The problem - Can you print every record below exactly as written?

Element data from apps and pages -
• • • • •

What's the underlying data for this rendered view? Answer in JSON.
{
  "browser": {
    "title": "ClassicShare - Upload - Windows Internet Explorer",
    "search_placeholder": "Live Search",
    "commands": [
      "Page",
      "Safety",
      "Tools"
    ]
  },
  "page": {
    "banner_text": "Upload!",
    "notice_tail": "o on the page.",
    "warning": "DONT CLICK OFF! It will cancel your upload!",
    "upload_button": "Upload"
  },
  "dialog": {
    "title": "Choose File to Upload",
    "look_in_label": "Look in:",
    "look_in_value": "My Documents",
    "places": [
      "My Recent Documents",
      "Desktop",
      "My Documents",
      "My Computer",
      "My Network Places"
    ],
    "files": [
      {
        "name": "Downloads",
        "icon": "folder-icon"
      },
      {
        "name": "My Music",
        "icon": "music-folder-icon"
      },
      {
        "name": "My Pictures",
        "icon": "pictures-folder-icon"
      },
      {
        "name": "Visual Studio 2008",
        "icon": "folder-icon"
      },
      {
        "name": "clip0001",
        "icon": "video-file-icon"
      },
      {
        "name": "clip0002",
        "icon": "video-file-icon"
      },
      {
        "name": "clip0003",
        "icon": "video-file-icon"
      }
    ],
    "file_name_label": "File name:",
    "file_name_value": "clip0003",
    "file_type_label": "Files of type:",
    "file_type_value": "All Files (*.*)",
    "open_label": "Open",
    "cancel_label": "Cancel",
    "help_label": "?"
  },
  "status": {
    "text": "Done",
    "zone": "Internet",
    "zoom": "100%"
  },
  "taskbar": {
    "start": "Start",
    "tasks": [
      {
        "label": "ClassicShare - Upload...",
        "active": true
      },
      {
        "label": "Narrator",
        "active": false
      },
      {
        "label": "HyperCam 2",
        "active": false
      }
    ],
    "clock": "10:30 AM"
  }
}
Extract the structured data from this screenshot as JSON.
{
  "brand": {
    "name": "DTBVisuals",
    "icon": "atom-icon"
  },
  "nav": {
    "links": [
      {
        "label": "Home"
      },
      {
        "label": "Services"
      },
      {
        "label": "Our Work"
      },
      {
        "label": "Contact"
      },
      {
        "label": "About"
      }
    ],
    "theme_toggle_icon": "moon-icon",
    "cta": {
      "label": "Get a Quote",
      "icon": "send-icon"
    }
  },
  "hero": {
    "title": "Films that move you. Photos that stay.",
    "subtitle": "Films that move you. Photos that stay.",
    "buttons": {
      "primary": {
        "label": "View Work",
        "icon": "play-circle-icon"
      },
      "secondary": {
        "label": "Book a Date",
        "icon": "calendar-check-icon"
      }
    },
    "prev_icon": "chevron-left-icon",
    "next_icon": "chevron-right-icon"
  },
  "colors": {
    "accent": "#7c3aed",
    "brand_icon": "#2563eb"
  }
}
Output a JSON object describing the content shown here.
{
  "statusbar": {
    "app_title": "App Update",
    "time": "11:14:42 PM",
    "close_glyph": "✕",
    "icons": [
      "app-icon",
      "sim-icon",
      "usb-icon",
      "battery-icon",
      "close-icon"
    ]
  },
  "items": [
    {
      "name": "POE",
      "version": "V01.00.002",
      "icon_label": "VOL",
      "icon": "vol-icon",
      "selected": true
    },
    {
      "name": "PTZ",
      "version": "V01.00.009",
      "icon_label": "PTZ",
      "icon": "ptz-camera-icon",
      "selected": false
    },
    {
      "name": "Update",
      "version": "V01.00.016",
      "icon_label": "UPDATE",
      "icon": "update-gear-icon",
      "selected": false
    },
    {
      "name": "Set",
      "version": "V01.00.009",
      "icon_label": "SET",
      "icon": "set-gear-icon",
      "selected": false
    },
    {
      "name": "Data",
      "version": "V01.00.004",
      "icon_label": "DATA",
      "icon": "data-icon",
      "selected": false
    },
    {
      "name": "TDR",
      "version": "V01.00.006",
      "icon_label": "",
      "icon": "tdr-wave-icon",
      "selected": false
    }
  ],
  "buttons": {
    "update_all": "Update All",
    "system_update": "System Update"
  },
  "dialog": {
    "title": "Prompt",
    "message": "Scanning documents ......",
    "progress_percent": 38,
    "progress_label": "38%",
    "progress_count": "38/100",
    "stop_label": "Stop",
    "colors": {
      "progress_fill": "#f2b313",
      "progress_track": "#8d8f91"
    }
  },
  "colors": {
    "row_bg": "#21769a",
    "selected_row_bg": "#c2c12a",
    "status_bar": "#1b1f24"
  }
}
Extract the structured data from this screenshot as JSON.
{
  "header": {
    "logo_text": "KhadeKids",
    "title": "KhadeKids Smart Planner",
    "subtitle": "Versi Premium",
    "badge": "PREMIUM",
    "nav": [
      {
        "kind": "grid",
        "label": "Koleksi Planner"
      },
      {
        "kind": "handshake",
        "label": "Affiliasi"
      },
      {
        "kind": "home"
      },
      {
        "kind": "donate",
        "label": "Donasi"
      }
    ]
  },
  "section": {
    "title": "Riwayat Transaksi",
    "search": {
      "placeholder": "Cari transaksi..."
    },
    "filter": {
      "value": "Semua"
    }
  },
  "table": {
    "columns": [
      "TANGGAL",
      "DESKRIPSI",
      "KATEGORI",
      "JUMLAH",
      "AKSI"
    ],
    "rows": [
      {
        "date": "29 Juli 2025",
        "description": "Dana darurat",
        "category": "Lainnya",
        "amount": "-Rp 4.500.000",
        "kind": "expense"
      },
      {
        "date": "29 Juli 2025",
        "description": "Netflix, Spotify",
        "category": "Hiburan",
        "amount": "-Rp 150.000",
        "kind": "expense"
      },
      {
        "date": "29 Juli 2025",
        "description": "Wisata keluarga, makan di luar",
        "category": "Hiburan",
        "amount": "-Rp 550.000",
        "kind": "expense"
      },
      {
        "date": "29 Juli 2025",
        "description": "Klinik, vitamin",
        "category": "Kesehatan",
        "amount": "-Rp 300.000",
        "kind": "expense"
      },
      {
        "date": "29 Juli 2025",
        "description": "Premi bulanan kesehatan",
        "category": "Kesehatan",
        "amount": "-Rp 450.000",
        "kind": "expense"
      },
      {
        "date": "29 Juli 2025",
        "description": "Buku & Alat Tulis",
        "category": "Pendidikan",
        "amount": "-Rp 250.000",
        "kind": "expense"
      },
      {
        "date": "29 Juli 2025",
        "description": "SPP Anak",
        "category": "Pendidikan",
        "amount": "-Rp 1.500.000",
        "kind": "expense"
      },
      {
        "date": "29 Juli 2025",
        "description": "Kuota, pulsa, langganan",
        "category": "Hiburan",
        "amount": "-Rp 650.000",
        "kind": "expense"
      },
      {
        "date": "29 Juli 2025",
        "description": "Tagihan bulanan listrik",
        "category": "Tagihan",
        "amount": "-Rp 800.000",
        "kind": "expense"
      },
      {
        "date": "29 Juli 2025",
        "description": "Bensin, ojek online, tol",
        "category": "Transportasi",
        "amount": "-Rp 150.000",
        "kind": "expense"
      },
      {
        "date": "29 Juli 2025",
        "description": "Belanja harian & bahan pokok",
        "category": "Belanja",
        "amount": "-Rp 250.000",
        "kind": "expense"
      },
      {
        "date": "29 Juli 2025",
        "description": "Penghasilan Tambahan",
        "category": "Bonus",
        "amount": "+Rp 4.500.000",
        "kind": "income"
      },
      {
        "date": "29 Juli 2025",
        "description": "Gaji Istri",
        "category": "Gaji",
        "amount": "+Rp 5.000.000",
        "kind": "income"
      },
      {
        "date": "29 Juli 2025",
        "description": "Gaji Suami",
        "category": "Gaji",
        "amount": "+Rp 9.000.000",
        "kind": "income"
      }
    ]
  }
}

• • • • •

Your response -
What's the underlying data for this rendered view? Answer in JSON.
{
  "browser": {
    "title": "ClassicShare - Upload - Windows Internet Explorer",
    "search_placeholder": "Live Search",
    "commands": [
      "Page",
      "Safety",
      "Tools"
    ]
  },
  "page": {
    "banner_text": "Upload!",
    "notice_tail": "o on the page.",
    "warning": "DONT CLICK OFF! It will cancel your upload!",
    "upload_button": "Upload"
  },
  "dialog": {
    "title": "Choose File to Upload",
    "look_in_label": "Look in:",
    "look_in_value": "My Documents",
    "places": [
      "My Recent Documents",
      "Desktop",
      "My Documents",
      "My Computer",
      "My Network Places"
    ],
    "files": [
      {
        "name": "Downloads",
        "icon": "folder-icon"
      },
      {
        "name": "My Music",
        "icon": "music-folder-icon"
      },
      {
        "name": "My Pictures",
        "icon": "pictures-folder-icon"
      },
      {
        "name": "Visual Studio 2008",
        "icon": "folder-icon"
      },
      {
        "name": "clip0001",
        "icon": "video-file-icon"
      },
      {
        "name": "clip0002",
        "icon": "video-file-icon"
      },
      {
        "name": "clip0003",
        "icon": "video-file-icon"
      }
    ],
    "file_name_label": "File name:",
    "file_name_value": "clip0003",
    "file_type_label": "Files of type:",
    "file_type_value": "All Files (*.*)",
    "open_label": "Open",
    "cancel_label": "Cancel",
    "help_label": "?"
  },
  "status": {
    "text": "Done",
    "zone": "Internet",
    "zoom": "100%"
  },
  "taskbar": {
    "start": "Start",
    "tasks": [
      {
        "label": "ClassicShare - Upload...",
        "active": true
      },
      {
        "label": "Narrator",
        "active": false
      },
      {
        "label": "HyperCam 2",
        "active": false
      }
    ],
    "clock": "10:30 AM"
  }
}
Extract the structured data from this screenshot as JSON.
{
  "brand": {
    "name": "DTBVisuals",
    "icon": "atom-icon"
  },
  "nav": {
    "links": [
      {
        "label": "Home"
      },
      {
        "label": "Services"
      },
      {
        "label": "Our Work"
      },
      {
        "label": "Contact"
      },
      {
        "label": "About"
      }
    ],
    "theme_toggle_icon": "moon-icon",
    "cta": {
      "label": "Get a Quote",
      "icon": "send-icon"
    }
  },
  "hero": {
    "title": "Films that move you. Photos that stay.",
    "subtitle": "Films that move you. Photos that stay.",
    "buttons": {
      "primary": {
        "label": "View Work",
        "icon": "play-circle-icon"
      },
      "secondary": {
        "label": "Book a Date",
        "icon": "calendar-check-icon"
      }
    },
    "prev_icon": "chevron-left-icon",
    "next_icon": "chevron-right-icon"
  },
  "colors": {
    "accent": "#7c3aed",
    "brand_icon": "#2563eb"
  }
}
Output a JSON object describing the content shown here.
{
  "statusbar": {
    "app_title": "App Update",
    "time": "11:14:42 PM",
    "close_glyph": "✕",
    "icons": [
      "app-icon",
      "sim-icon",
      "usb-icon",
      "battery-icon",
      "close-icon"
    ]
  },
  "items": [
    {
      "name": "POE",
      "version": "V01.00.002",
      "icon_label": "VOL",
      "icon": "vol-icon",
      "selected": true
    },
    {
      "name": "PTZ",
      "version": "V01.00.009",
      "icon_label": "PTZ",
      "icon": "ptz-camera-icon",
      "selected": false
    },
    {
      "name": "Update",
      "version": "V01.00.016",
      "icon_label": "UPDATE",
      "icon": "update-gear-icon",
      "selected": false
    },
    {
      "name": "Set",
      "version": "V01.00.009",
      "icon_label": "SET",
      "icon": "set-gear-icon",
      "selected": false
    },
    {
      "name": "Data",
      "version": "V01.00.004",
      "icon_label": "DATA",
      "icon": "data-icon",
      "selected": false
    },
    {
      "name": "TDR",
      "version": "V01.00.006",
      "icon_label": "",
      "icon": "tdr-wave-icon",
      "selected": false
    }
  ],
  "buttons": {
    "update_all": "Update All",
    "system_update": "System Update"
  },
  "dialog": {
    "title": "Prompt",
    "message": "Scanning documents ......",
    "progress_percent": 38,
    "progress_label": "38%",
    "progress_count": "38/100",
    "stop_label": "Stop",
    "colors": {
      "progress_fill": "#f2b313",
      "progress_track": "#8d8f91"
    }
  },
  "colors": {
    "row_bg": "#21769a",
    "selected_row_bg": "#c2c12a",
    "status_bar": "#1b1f24"
  }
}
Extract the structured data from this screenshot as JSON.
{
  "header": {
    "logo_text": "KhadeKids",
    "title": "KhadeKids Smart Planner",
    "subtitle": "Versi Premium",
    "badge": "PREMIUM",
    "nav": [
      {
        "kind": "grid",
        "label": "Koleksi Planner"
      },
      {
        "kind": "handshake",
        "label": "Affiliasi"
      },
      {
        "kind": "home"
      },
      {
        "kind": "donate",
        "label": "Donasi"
      }
    ]
  },
  "section": {
    "title": "Riwayat Transaksi",
    "search": {
      "placeholder": "Cari transaksi..."
    },
    "filter": {
      "value": "Semua"
    }
  },
  "table": {
    "columns": [
      "TANGGAL",
      "DESKRIPSI",
      "KATEGORI",
      "JUMLAH",
      "AKSI"
    ],
    "rows": [
      {
        "date": "29 Juli 2025",
        "description": "Dana darurat",
        "category": "Lainnya",
        "amount": "-Rp 4.500.000",
        "kind": "expense"
      },
      {
        "date": "29 Juli 2025",
        "description": "Netflix, Spotify",
        "category": "Hiburan",
        "amount": "-Rp 150.000",
        "kind": "expense"
      },
      {
        "date": "29 Juli 2025",
        "description": "Wisata keluarga, makan di luar",
        "category": "Hiburan",
        "amount": "-Rp 550.000",
        "kind": "expense"
      },
      {
        "date": "29 Juli 2025",
        "description": "Klinik, vitamin",
        "category": "Kesehatan",
        "amount": "-Rp 300.000",
        "kind": "expense"
      },
      {
        "date": "29 Juli 2025",
        "description": "Premi bulanan kesehatan",
        "category": "Kesehatan",
        "amount": "-Rp 450.000",
        "kind": "expense"
      },
      {
        "date": "29 Juli 2025",
        "description": "Buku & Alat Tulis",
        "category": "Pendidikan",
        "amount": "-Rp 250.000",
        "kind": "expense"
      },
      {
        "date": "29 Juli 2025",
        "description": "SPP Anak",
        "category": "Pendidikan",
        "amount": "-Rp 1.500.000",
        "kind": "expense"
      },
      {
        "date": "29 Juli 2025",
        "description": "Kuota, pulsa, langganan",
        "category": "Hiburan",
        "amount": "-Rp 650.000",
        "kind": "expense"
      },
      {
        "date": "29 Juli 2025",
        "description": "Tagihan bulanan listrik",
        "category": "Tagihan",
        "amount": "-Rp 800.000",
        "kind": "expense"
      },
      {
        "date": "29 Juli 2025",
        "description": "Bensin, ojek online, tol",
        "category": "Transportasi",
        "amount": "-Rp 150.000",
        "kind": "expense"
      },
      {
        "date": "29 Juli 2025",
        "description": "Belanja harian & bahan pokok",
        "category": "Belanja",
        "amount": "-Rp 250.000",
        "kind": "expense"
      },
      {
        "date": "29 Juli 2025",
        "description": "Penghasilan Tambahan",
        "category": "Bonus",
        "amount": "+Rp 4.500.000",
        "kind": "income"
      },
      {
        "date": "29 Juli 2025",
        "description": "Gaji Istri",
        "category": "Gaji",
        "amount": "+Rp 5.000.000",
        "kind": "income"
      },
      {
        "date": "29 Juli 2025",
        "description": "Gaji Suami",
        "category": "Gaji",
        "amount": "+Rp 9.000.000",
        "kind": "income"
      }
    ]
  }
}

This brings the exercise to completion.